Marc Suss has led Renault's Global Access Program since May 2015. He oversees the company's line of low-cost cars that are sold in Europe as Dacias and elsewhere as Renaults, as well as the Kwid (sold in India and Brazil) and Kaptur (sold in Russia, India and Brazil). Previously, he was program director for electric vehicles at Nissan, and served as chief vehicle engineer for the development of the Sandero and Logan models, and held other management positions in engineering at Renault. Suss spoke with Automotive News Europe Correspondent Peter Sigal about the future of the program and how it will adapt to a changing automotive landscape.
What is the Global Access Program?
It is Renault Group’s line of affordable cars for worldwide sales. That means Dacia for Europe and North Africa, and we are also using the Global Access Program to grow the Renault Group outside of Europe in Brazil, India, Iran, Russia and South America. There are three families of cars: The Logan/Sandero, at the center; moving up in size with the Duster/Kaptur; and moving down a size, the Kwid.

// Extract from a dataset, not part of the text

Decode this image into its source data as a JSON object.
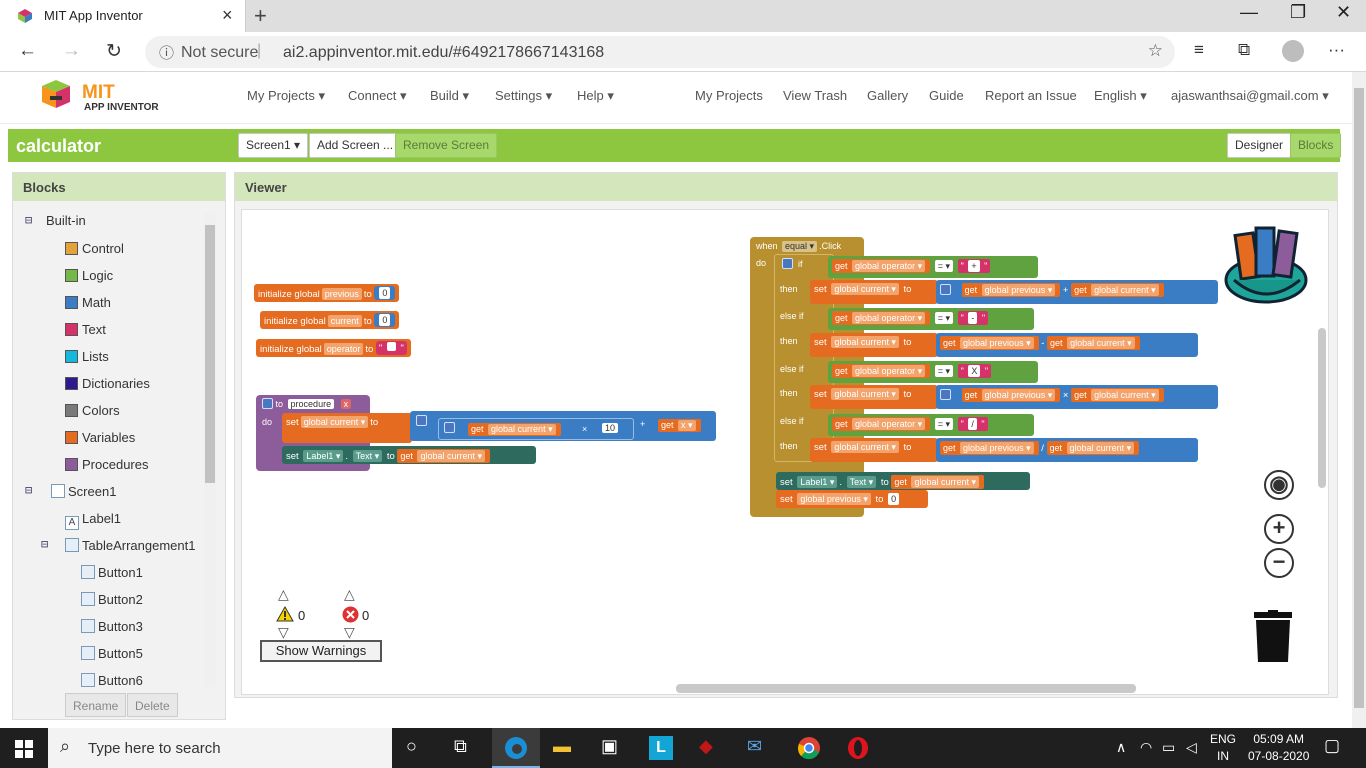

What is Renault’s formula for making low-cost cars profitable?
The first point is to have very strong design-to-cost. Normally when you produce a car, product planning says what it needs, styling says what it wants, then you send this to engineering; engineering gives a quote to the supplier, and the supplier comes back with a price. Then you take it or you leave it. We don’t work like this. We get everybody in a room and say, we would like a component and we have 50 euros to make it. What should we do to get it? It’s another way of thinking. Costs are contained, making us customer-value centric. The second point is having global scale. We produce the current Duster in Romania, Russia, Colombia, Brazil and India. If you go to a supplier and say you want 100,000 parts a year, you get one price, but if you come and say you want 500,000 parts a year, it’s not the same price.
How did you create the Renault Kaptur, with a K, for sale outside of Europe?
We used the design of the European Captur — a true B-segment [subcompact] car — but we put it on the Duster platform to make it bigger, a C-segment [compact] car. The B-segment Captur (with a C) is successful in Europe, but it’s too small for India, Russia and South America.
What new vehicles will we see in the Global Access program?
We will have a larger SUV model in the Duster/Kaptur family, and in India we will launch more cars in the Kwid family.